A while ago, my wife Janine and I attended a one day seminar/class presented by an artist named Edward Tufte. His whole premise for the class is that information really needs to be presented in a fashion that is not just usable and coherent, but attractive. One of the most memorable images from his brochure advertising the class was a timeline of Napoleon’s invasion of Russia, both in terms of the original invasion and the retreat from Moscow. It was, and is, an absolutely stunning visual.
I’ve told you this to discuss a new book that I’ve acquired that concerns the design of dashboards. You know what those are–the collection of gauges, speedometers, and charts that are supposed to be meaningful and relevant, but often are merely confusing and nonsensical. This book, by Stephen Few for O’Reilly press, deals with “The effective visual communication of data.” Wonderful! I truly can’t wait to begin working with some of the concepts, as well as some of the things that I’ve learned from Edward Tufte. I will keep you informed!
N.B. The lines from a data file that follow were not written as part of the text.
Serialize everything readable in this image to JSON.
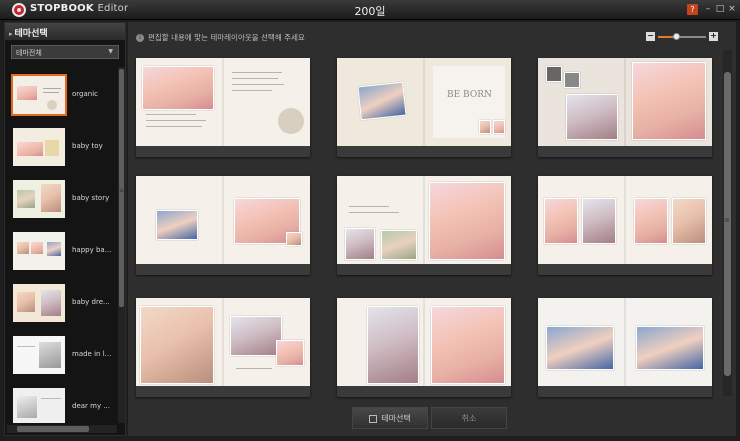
{
  "app": {
    "name": "STOPBOOK",
    "name_suffix": "Editor",
    "window_title": "200일",
    "help_label": "?"
  },
  "window_controls": {
    "minimize": "–",
    "maximize": "□",
    "close": "×"
  },
  "sidebar": {
    "title": "테마선택",
    "filter": {
      "value": "테마전체"
    },
    "themes": [
      {
        "label": "organic"
      },
      {
        "label": "baby toy"
      },
      {
        "label": "baby story"
      },
      {
        "label": "happy ba..."
      },
      {
        "label": "baby dre..."
      },
      {
        "label": "made in l..."
      },
      {
        "label": "dear my ..."
      }
    ]
  },
  "main": {
    "instruction": "편집할 내용에 맞는 테마레이아웃을 선택해 주세요",
    "info_icon": "i",
    "zoom": {
      "minus": "−",
      "plus": "+",
      "level": 0.4
    },
    "layouts": [
      {
        "text": ""
      },
      {
        "text": "BE BORN"
      },
      {
        "text": ""
      },
      {
        "text": ""
      },
      {
        "text": ""
      },
      {
        "text": ""
      },
      {
        "text": ""
      },
      {
        "text": ""
      },
      {
        "text": ""
      }
    ]
  },
  "buttons": {
    "select": "테마선택",
    "cancel": "취소"
  },
  "colors": {
    "accent": "#e06a1e",
    "background": "#2e2e2e",
    "help": "#c1461c"
  }
}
I’ve been missing in action for while, for which I find that there is no good apology. If you are going to post a blog, then, dammit, post. This is my way of getting some of my thoughts out to the world at large, and sharing what I’m currently thinking about. The fact that I have not posted in some time does, indeed, indicate that I have no thoughts, that I’m not thinking.
I also try very hard to to be critical of those things nearest and dearest to me–my job, my school, my wife, and others. Oh, well, I mostly succeed, but sometimes I slip. For these slips, apologies in advance, but I am who I am, and that’s all that I am.
Check back, and I promise that I will post more frequently, and try to give you something to think about, and maybe even something to argue about. If you have a comment, don’t hesitate to leave it. I need to moderate the comments, because spammers have found this site and think that I really can’t wait to sell Canadian Viagra! Woohoo! So I have to moderate them and accept them. I get around to it eventually–right, Tony?
Bought a new scanner. It is a SnapScan from Fujitsu. What a nice little device. It was recommended by several website that specialize in reducing paper usage, and, even though I’ve only had it for about 24 hours, I’m quite happy with it. It is quick, scans various sizes, does duplex scanning, and just seems like a little workhorse. I must admit that I miss my old Canoscan, but, if Cannon is not releasing drivers for Windows 7, they deserve to lose dedicated users!